If this country could be ruled by a benevolent czar, we would doubtless make a good many changes for the better. - Theodore Roosevelt, 1897
In most of the puff piece biographies written about Theodore Roosevelt, one will read about the valiant days of TR as police chief, cleaning the joint up, and rooting out the bad guys. But is that really all that happened? Nothing more? Why is it that the full story is never told, rather, it has to be pieced together?
During his time as a police commissioner, TR was actually quite unpopular. There were many who dubbed him "King Roosevelt I"(source), with some newspapers even going so far as to coin a jingle based on the notion:
East Side, West Side, all around the town, yesterday went King Roosevelt I, ruler of New York and patron saint of dry Sundays.(source)
Now, it is true, that much of Roosevelt's unpopularity as "King Roosevelt I" was directly connected to his taking away people's drinks(source), but there was more, much more to this.
As an aside, wasn't prohibition one of the crowning achievements of progressivism? And didn't that involve big government taking away people's drinks? Interesting. But I digress.
Roosevelt had a longstanding proclivity toward "strong"(which he used as a euphemistic code word for roughshod, hurtful, bully government) government. In a letter to his sister Anna, TR wrote:
If I were ... a single-headed Commissioner, with absolute power (not to speak of his having an infinitely less difficult problem to solve), I could in a couple of years accomplish almost all I could desire; were I even the member of a three headed commission, like the Boston Police Department, with absolute power, I could have accomplished very much; but, as it is I am one of four commissioners, any of whom possess a veto power in promotions.(source)(source)(source)
Now really.... Who do you know who speaks this way besides 12 year olds and young college grads who are completely out of touch with reality?
It's no wonder then, we have all of these stories of how most of the republicans in New York were just waiting with bated breath to get rid of Roosevelt. The web page for the National Park Service contains a very interesting line in this regard:
In 1895, he resigned to take the post of Police Commissioner of New York City. With this new appointment he hoped to expand his ideas of reform into new areas. Just like the Civil Service Commission, Roosevelt wanted the Police Department appointments and promotions to be based on merit rather than patronage. He tirelessly hounded corrupt and incompetent policemen, often replacing them with men who had no connection to any political machine.
With all of his talk of benevolent czars and absolute power, and the fact that the NY GOP ejected him as fast as they could, I highly doubt that Roosevelt's time as commissioner was truely as clean as the wind driven snow as they make it seem with this line here. Particularly this line of him "tirelessly hounding" "incompetent policemen". As we have seen with Obama, people enthralled with absolute power such as this have bizarre definitions for "incompetence".
This certainly matches with his letter to his sister. His "tireless hounding" had a lot to do with getting rid of people that he, and only he alone, knew to be incompetent. It is likely that there were some true incompetents. Others, however, were probably no more than simply of a different ideological persuasion than he.

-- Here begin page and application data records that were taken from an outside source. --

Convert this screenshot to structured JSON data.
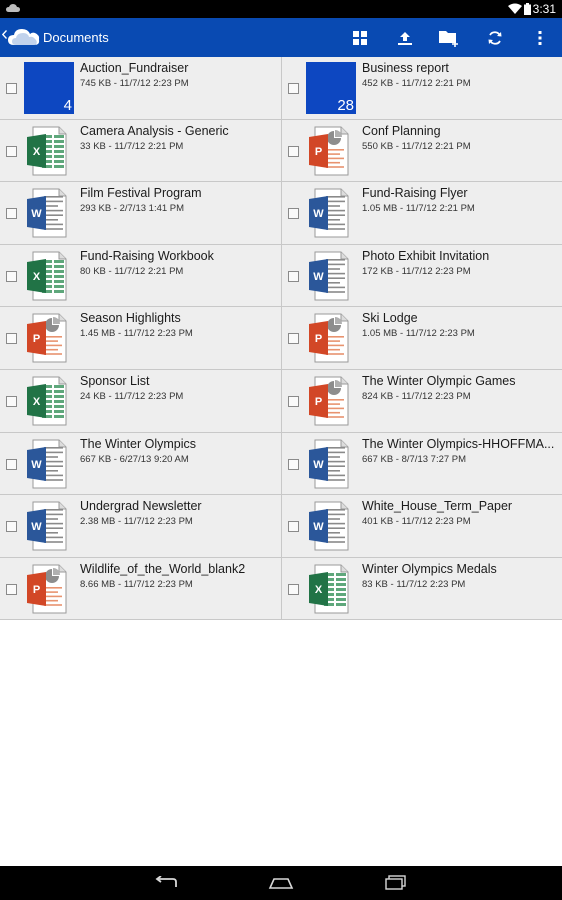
{
  "status": {
    "time": "3:31"
  },
  "header": {
    "title": "Documents"
  },
  "colors": {
    "actionbar": "#094ab2",
    "folder": "#0d47c1",
    "word": "#2b579a",
    "excel": "#217346",
    "powerpoint": "#d24726"
  },
  "files": [
    {
      "name": "Auction_Fundraiser",
      "meta": "745 KB - 11/7/12 2:23 PM",
      "type": "folder",
      "count": "4"
    },
    {
      "name": "Business report",
      "meta": "452 KB - 11/7/12 2:21 PM",
      "type": "folder",
      "count": "28"
    },
    {
      "name": "Camera Analysis - Generic",
      "meta": "33 KB - 11/7/12 2:21 PM",
      "type": "excel"
    },
    {
      "name": "Conf Planning",
      "meta": "550 KB - 11/7/12 2:21 PM",
      "type": "powerpoint"
    },
    {
      "name": "Film Festival Program",
      "meta": "293 KB - 2/7/13 1:41 PM",
      "type": "word"
    },
    {
      "name": "Fund-Raising Flyer",
      "meta": "1.05 MB - 11/7/12 2:21 PM",
      "type": "word"
    },
    {
      "name": "Fund-Raising Workbook",
      "meta": "80 KB - 11/7/12 2:21 PM",
      "type": "excel"
    },
    {
      "name": "Photo Exhibit Invitation",
      "meta": "172 KB - 11/7/12 2:23 PM",
      "type": "word"
    },
    {
      "name": "Season Highlights",
      "meta": "1.45 MB - 11/7/12 2:23 PM",
      "type": "powerpoint"
    },
    {
      "name": "Ski Lodge",
      "meta": "1.05 MB - 11/7/12 2:23 PM",
      "type": "powerpoint"
    },
    {
      "name": "Sponsor List",
      "meta": "24 KB - 11/7/12 2:23 PM",
      "type": "excel"
    },
    {
      "name": "The Winter Olympic Games",
      "meta": "824 KB - 11/7/12 2:23 PM",
      "type": "powerpoint"
    },
    {
      "name": "The Winter Olympics",
      "meta": "667 KB - 6/27/13 9:20 AM",
      "type": "word"
    },
    {
      "name": "The Winter Olympics-HHOFFMA...",
      "meta": "667 KB - 8/7/13 7:27 PM",
      "type": "word"
    },
    {
      "name": "Undergrad Newsletter",
      "meta": "2.38 MB - 11/7/12 2:23 PM",
      "type": "word"
    },
    {
      "name": "White_House_Term_Paper",
      "meta": "401 KB - 11/7/12 2:23 PM",
      "type": "word"
    },
    {
      "name": "Wildlife_of_the_World_blank2",
      "meta": "8.66 MB - 11/7/12 2:23 PM",
      "type": "powerpoint"
    },
    {
      "name": "Winter Olympics Medals",
      "meta": "83 KB - 11/7/12 2:23 PM",
      "type": "excel"
    }
  ]
}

Between that, and his anti-saloon campaign, Roosevelt ended up losing his job as commissioner - a job that was revoked by republicans.(source) All the reform work Roosevelt had attempted to do was for naught.
It is interesting to note, that one of Roosevelt's last acts as Governor, was to unify the job of Police Commissioner under a single head starting in 1901. This is very, very indicative of how deep his progressive ideology ran, even at that time. He wouldn't even be the one sitting in the top chair, as he had dreamed of years prior. But that power - it had to be centralized. He couldn't let it go.
Centralization for centralization's purpose. That's progressivism.